Pride is more than just one month or weekend where people can celebrate love, regardless of sexual orientation. It is a chance to remember the sacrifices and struggles people made for their identity. This fight for acceptance was not a walk in the park, however unfortunately for Declan Flynn that’s all that it was.
Declan Flynn was a 31 year old man in 1982, who was beaten to death simply because he was proud of his sexuality, in a time when it was illegal to be gay. Five men between the ages of 17 and 19 years old, as well as one 14 year old child, attacked him as he walked through Fairview park in Dublin. A term which was alien before, soon after entered people’s vocabulary: “Queer-Bashing.”
For Ireland this Pride is more significant to the LGBTI+ community and will resonate throughout the year as it is 25 years since homosexuality was in Irish Law. Declan Flynn’s death will forever serve as a “catalyst” for the Irish Gay rights movement according to his nephew Niall Behan.
“If he hadn’t been murdered would we be living in the same country we are now? I mean my uncle’s murder led to the first gay pride march,” said Behan.
He was always aware of his uncle growing up, from seeing photos in the house as a child to being told the story later on in his teens. “It is still quite raw to talk about as it’s a devastating event to happen to my family. I’m incredibly proud to be his nephew,” said Behan.
Although homosexuality was only decriminalised a quarter of a century ago in Ireland, since then there has been a seismic shift in people’s attitudes towards previously taboo issues. With the legalisation of same-sex marriage three years ago, Ireland is finally reckoning with its difficult past.
Photo via Flickr.
In the second part of a series on gender violence in war, Deepthi Suresh examines why sexual violence is a war tactic and how international bodies are recognising the problem.
The influential International Criminal Tribunal for the former Yugoslavia (ICTY) in 2000 said that systematic violence referred to the ‘organised nature of acts of violence’ and not ‘random occurrences’. Following similar guideline, in 2008, the UN recognised wartime rape as a strategy used for gaining political momentum during armed conflicts. It has also been a means of torture, terror and punishment to affected populations.
Sexual violence has long been used as a tactic to target civilians during an armed conflict. It is widely acknowledged that socio-economic, political, and physical differences in gender create vulnerabilities. Though it is gender-based violence, tactical rape is then used to control and deliberately destroy whole communities. For example, it is a strategy used to remove populations from a geographic area, which almost amounts to ethnic cleansing. It is therefore, important to comprehend the reality, causes and implications of wartime sexual violence in order to respond to this strategy.

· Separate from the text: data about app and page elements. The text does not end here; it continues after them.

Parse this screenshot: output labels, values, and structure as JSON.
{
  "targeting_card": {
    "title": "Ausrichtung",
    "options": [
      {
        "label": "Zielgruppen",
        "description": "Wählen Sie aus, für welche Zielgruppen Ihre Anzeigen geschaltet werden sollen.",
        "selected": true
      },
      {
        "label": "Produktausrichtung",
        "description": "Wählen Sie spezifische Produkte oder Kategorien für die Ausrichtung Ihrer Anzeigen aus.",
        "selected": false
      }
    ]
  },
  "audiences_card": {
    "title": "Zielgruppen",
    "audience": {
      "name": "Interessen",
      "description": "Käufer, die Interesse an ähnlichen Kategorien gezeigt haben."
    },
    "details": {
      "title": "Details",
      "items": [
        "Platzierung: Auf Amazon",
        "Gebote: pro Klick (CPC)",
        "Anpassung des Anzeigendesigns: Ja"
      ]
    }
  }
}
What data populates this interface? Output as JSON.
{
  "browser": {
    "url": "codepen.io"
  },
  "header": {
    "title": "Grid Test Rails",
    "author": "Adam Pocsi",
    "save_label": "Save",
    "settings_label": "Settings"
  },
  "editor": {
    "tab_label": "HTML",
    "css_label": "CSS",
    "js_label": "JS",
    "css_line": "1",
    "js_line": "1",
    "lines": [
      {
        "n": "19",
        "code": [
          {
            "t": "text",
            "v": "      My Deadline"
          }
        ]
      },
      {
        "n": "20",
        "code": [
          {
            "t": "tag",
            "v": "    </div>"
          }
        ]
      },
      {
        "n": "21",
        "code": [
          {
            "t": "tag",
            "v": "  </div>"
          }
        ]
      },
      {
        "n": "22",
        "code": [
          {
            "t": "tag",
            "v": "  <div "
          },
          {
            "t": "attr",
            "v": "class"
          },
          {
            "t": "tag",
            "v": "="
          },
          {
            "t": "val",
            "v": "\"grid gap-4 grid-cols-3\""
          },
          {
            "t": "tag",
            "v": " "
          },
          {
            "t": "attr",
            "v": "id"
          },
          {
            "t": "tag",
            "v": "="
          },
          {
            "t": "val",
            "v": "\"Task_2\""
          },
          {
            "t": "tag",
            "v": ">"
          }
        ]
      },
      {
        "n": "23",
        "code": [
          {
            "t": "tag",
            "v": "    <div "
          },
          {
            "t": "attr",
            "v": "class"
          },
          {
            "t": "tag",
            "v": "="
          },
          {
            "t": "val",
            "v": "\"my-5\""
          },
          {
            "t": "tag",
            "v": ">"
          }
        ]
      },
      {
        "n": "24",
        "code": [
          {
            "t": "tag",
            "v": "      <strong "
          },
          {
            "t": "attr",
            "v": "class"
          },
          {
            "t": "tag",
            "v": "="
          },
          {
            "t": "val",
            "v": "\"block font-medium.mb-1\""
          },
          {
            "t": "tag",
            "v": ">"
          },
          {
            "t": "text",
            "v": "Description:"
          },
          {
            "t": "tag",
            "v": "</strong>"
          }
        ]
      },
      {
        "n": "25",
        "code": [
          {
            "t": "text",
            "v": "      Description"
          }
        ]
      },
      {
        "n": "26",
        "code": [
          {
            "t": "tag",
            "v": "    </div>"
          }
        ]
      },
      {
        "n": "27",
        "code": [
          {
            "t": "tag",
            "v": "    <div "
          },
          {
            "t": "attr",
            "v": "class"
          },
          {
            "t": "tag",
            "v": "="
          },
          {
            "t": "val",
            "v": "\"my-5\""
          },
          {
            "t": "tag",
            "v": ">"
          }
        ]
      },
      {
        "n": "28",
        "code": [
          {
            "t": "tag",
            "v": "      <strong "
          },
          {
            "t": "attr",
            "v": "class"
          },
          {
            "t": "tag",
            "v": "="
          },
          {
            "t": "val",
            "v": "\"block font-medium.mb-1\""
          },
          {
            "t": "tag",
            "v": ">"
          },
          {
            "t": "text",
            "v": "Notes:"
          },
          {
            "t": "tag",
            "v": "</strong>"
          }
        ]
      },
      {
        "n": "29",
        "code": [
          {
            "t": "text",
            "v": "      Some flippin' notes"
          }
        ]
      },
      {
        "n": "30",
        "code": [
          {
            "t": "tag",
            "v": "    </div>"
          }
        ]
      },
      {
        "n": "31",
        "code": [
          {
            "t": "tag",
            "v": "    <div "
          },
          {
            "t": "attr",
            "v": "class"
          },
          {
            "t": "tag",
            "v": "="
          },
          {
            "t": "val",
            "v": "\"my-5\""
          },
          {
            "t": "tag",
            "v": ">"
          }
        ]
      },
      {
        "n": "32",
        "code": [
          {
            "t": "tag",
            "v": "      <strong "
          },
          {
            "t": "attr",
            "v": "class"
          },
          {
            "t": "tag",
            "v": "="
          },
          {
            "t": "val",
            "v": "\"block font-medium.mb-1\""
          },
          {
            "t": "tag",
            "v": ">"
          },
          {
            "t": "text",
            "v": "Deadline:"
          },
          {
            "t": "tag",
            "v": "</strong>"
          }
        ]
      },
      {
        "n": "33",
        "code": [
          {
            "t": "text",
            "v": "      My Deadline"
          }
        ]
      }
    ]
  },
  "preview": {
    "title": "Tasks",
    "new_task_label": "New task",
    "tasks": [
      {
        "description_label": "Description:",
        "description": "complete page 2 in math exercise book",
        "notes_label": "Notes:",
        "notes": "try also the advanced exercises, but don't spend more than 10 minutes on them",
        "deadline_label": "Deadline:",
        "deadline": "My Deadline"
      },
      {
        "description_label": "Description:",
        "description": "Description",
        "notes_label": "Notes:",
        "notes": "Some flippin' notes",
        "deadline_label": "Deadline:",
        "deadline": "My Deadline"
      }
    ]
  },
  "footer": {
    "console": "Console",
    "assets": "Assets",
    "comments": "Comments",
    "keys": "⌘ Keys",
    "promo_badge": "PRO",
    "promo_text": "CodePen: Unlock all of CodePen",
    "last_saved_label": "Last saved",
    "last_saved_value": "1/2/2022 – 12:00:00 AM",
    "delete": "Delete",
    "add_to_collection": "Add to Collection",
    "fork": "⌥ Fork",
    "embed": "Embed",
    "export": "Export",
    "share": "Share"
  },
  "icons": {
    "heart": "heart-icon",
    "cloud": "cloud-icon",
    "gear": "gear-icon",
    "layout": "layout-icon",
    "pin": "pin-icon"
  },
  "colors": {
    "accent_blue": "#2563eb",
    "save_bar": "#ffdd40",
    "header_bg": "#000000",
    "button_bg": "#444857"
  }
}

The failure of the state, in allowing women to be victims of sexual violence, is a grave concern. However, there has been some progress in international law pertaining to sexual violence during armed conflicts, particularly in the United Nations. In May 2012, the UK launched its Prevention of Sexual Violence Initiative, followed by the United Nations General Assembly (2013) Declaration of Commitment to End Sexual Violence in Conflict, which is supported by over 150 states. In 2014 a new international protocol on the investigation of sexual violence was launch. These developments illustrate the high-level political actions being taken to address sexual violence in conflict around the world. This shift at the international level may provide a foundation for the much-needed working of the state-level responses to sexual violence.
Despite these international measures, sexual violence continues to be a war tactic, showcasing the lack of compliance with agreed international human rights law. This impedes international responses to humanitarian crises, such as this. However, these steps are still important, as the gradual move at an international level to reject sexual violence during armed conflicts represents the growing understanding that such horrendous acts are a threat to human security and international stability.
To read the previous instalment in this series, click here.
Photo by Pawel Janiak on Unsplash